Survivors listen to their inner fear. They understand what it’s telling them:

“Holy shit, this isn’t normal. You are in danger. Maybe really, really serious danger. If you don’t get through this, you could be well and truly fucked”

Survivors don’t ignore this voice. But most importantly, they also don’t let it paralyze them or force them into decisions and actions that threaten their existence through irrationality. They set it aside and make decisions about how to move forward based on the new reality.

True leadership isn’t the absence of fear. It’s not even portraying the absence of fear. It’s about acknowledging that the fear is real. The situation creating the fear is real. But at the same time, not letting that fear stop us from doing what’s right for right now. The constant question that a good leader or CEO should be asking herself in this situation is, “How do we survive this crisis and live to fight another day? What are the right steps for right now? What does my team need from me right now? Not for tomorrow — but right now? What do I have to do to make those things happen”

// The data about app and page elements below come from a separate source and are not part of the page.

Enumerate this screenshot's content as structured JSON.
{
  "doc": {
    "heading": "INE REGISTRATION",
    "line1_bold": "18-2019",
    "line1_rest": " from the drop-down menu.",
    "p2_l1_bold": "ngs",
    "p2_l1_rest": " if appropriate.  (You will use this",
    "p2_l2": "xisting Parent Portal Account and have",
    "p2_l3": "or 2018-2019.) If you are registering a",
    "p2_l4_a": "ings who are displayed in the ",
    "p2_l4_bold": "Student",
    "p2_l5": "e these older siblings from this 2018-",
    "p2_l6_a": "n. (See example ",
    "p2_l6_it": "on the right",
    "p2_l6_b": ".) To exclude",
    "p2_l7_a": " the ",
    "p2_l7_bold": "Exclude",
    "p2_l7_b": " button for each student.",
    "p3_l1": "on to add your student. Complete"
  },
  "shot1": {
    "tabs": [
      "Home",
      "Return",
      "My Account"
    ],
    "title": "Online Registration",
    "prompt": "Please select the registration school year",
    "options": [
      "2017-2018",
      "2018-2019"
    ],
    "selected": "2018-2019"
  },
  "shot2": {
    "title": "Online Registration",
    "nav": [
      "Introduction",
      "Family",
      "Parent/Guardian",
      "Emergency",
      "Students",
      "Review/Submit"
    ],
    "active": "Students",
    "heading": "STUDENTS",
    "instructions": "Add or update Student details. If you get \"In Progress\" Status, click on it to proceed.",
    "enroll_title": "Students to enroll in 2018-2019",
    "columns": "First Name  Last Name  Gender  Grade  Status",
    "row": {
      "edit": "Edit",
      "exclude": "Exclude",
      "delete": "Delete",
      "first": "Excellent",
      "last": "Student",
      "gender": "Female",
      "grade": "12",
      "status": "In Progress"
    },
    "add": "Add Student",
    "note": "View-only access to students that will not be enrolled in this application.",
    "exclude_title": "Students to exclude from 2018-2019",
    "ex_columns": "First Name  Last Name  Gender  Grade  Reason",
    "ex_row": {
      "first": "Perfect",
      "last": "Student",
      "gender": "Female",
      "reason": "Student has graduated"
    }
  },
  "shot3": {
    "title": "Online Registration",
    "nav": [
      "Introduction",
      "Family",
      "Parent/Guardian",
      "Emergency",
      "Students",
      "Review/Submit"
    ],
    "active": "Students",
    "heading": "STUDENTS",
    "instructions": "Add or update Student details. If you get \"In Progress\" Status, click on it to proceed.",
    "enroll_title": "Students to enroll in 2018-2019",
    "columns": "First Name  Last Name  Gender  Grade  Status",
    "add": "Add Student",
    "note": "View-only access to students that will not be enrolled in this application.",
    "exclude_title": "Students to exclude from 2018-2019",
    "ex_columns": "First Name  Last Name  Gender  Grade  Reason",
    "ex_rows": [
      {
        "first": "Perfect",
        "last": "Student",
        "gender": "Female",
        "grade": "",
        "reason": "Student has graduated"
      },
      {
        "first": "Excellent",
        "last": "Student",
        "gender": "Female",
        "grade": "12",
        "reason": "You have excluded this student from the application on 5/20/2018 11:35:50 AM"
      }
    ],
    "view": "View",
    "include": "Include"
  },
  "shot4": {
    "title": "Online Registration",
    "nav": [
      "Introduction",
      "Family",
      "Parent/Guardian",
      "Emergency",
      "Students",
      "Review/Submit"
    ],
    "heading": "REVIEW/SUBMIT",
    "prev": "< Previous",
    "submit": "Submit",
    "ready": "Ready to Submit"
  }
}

One of the best real-world illustrations I’ve seen of this struggle, as well as the mental shift needed to move forward comes from a book by Gabrielle Hamilton called “Blood, Bones & Butter.” In it, she describes a situation where, as the Chef and owner of an up and coming NYC restaurant, mother of a toddler and nine months pregnant, she finds out two of her chefs are leaving right before a large service. Admittedly, this isn’t a global pandemic, but it is without doubt, one of those unplanned-for moments in a leaders life where she needs to lead a team in a time of unexpected crisis (any errors are my own):

“I grabbed a black Sharpie and wrote myself a To-Do list for all of it. In twenty years of chronic, compulsive list making I had authored some that have been downright Beckettian in their sequencing, and it is exactly the anomaly in that sequencing — the non-sequitur — that makes some off those To-Do lists earn a spot in your box of keepsakes…But this one, written in a calm and steady hand, surpassed and out-surrealed all other To-Do lists in my life thus far lived.

  • Get w/AT and limit menu
  • Train CR in a 2-man line
  • Call Roode for a fill in?
  • Have baby
  • Tell brunch crew vinaigrette too acidic
  • Pick up white platters
  • Change filters in hood
  • Figure out pomegranate syrup

And I did, in fact, do all of that, and the syrup got figured out and the platters got picked up and the hood filters got changed and the baby was born and the ship sailed, with a diminished crew and a severely handicapped captain. But most urgently, besides listing what to do and when to do it, alone in that office with the door closed, I sat trying to figure out how to leave my office and re-enter a room full of keenly watching cooks, and get back to my cutting board and family meal, without appearing devastated or even dented. The staff does not want to see you fall apart. It unnerves them. You can let it go in the privacy of your own office, you can weep in the walk-in, but at the bench, you must pick up your knife and finish boning out those chickens.”

So it’s OK to feel scared and it’s even OK to have a mini-breakdown. But what isn’t OK is to let it stop you from functioning. The fear and anxiety are real. They won’t leave you until you find a path to move forward. And the fear and the anxiety of your team is real, and they won’t be able to shake it either until you give them a path forward. So when you leave the walk-in after sobbing and feeling sorry for yourself, let that all go for now, step up and lead your team. Renew their purpose. Give them direction. Show them that the service will still happen. It might not be perfect right now, but it will still happen. And then go finish boning out those chickens.

I know there’s a lot more that can be said here. I’m happy to go deeper in the comments, so please ask.

Be a #BadAssCEO

This post is part of the “#BadAssCEO” series. I work with CEOs struggling with the immense and often overwhelming decisions inherent in running and growing a business. To hear more as they are published, or contact me about speaking, follow me here, on Twitter (@Dgmandell), or reach out directly at VentureVoodoo Partners.

Founder, VentureVoodoo, Co-Founder, Massive. Partner, The Fund, Rockies. If you walk properly, you can move the earth. @dgmandell